SACRAMENTO — D’Angelo Finley wasn’t with Weston Ranch a year ago when the boys basketball team was handled by rival Sierra in the Sac-Joaquin Section Division III finals.
That didn’t make the victory any less sweet for the senior guard last Friday when he scored 19 points and helped the Cougars redeem themselves with a 69-57 win over Manteca at Sleep Train Center. Anthony Booker and Finley bolstered an already-talented team that yearned to wipe past failures from its memory, and the Cougars may have not been able to do so without the aid of the two senior transfers.
Weston Ranch (27-4) resumes postseason play this Saturday in the second round of the CIF State Division III Northern California Regional Championships. The No. 1-seeded Cougars await the Vista del Lago-Bishop O’Dowd winner.
“These guys made it here last year and obviously they didn’t get the result that they wanted,” Finley said Friday night. “With that happening, coming into today I wanted to make sure that I did everything that I could that they did not get the same result as last year.
“I know that they felt the heartbreak, and I did not feel that personally, but I felt the weight of it through the season. I felt the gravity of what this win means to us.”
Booker, a 6-foot-10 center heading to CSU Monterey Bay, arrived from Chavez of Stockton, giving the Cougars the size they sorely lacked last season. Finley was an established standout from Foothill (Pleasanton), a multi-faceted guard cut from the same cloth as teammate Fred Lavender. Third-year veterans Jaelen Ragsdale and Josh Dilg complete a well-rounded starting five that thrives with unselfish play and is complemented by key role players off the bench.
“You’ve got to be hiding under the rock if you don’t see that there’s a team in NorCal that wins with versatility, depth and pace of play,” Weston Ranch coach Chris Teevan said, referencing the NBA champion Golden State Warriors. “That stuff wins. We just try to put our players in similar positions.”
Finley was Weston Ranch’s third-leading scorer at 14.4 points per game in the regular season, and at one point coach Chris Teevan called him the team’s most valuable player because of his all-around production.
In four Sac-Joaquin Section playoff games he averaged 16.5 points per game, and in the title round he posted 14 of his 19 points in the second half while Lavender was forced to sit out most of the of the final two periods because of foul trouble. Finley scored another 19 points in the Cougars’ second-round win over El Camino, but his most important contribution may have come on a night in which he struggled to get shots to fall offensively. Against Placer in the semifinals, Booker and reserve center Jordan Strane were both benched with four fouls midway through the third quarter, and Finley was assigned to defend 6-8 standout Jeremy Lillis (14 points, five rebounds).
“That versatility wins games for us,” Teevan said following the 76-61 victory at Galt High.
Size also helps.
Enter Booker, whose dominant effort on the defensive end helped Weston Ranch pull away in Friday’s championship game.
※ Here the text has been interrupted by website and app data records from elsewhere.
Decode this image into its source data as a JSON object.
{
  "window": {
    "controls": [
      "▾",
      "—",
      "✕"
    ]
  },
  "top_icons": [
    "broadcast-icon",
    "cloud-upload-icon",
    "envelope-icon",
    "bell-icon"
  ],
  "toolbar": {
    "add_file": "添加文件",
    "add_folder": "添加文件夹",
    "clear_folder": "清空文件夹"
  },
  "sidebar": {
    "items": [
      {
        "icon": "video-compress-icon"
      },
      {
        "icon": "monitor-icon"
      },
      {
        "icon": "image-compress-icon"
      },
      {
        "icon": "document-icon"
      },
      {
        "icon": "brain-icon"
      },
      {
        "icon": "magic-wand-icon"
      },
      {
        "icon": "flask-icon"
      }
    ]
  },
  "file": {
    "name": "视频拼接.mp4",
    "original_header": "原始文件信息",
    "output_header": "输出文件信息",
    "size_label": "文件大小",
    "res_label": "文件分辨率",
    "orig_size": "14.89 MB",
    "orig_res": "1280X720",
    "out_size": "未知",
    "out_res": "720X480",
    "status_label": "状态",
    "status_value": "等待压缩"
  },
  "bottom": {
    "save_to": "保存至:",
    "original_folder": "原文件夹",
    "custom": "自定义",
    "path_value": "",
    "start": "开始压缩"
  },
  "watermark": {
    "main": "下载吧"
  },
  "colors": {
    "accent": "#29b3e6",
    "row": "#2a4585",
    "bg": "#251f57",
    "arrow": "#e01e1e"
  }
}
He finished with 13 points, 18 rebounds and three blocks, but most importantly he held Manteca’s 6-9 Anand Hundal to just two points and six rebounds — well off his regular-season averages of 16.2 and 9.4.
Teevan revealed during the postgame press conference that Booker played with a partial tear in a patellar tendon, dispelling any notion of him being a ‘soft’ player.
“We didn’t even know if he was going to play tonight as of this time (Thursday night),” Teevan said. “He got some good treatment and was ready to roll.
“For a kid coming into our program who was labeled as soft and unfulfilled, he’s not a role player. He’s not depth. He’s a college player — a good player.”
And he’s a champion.
“It feels great,” Booker said. “We just wanted this so bad, and for it to finally happen it was a dream come true.”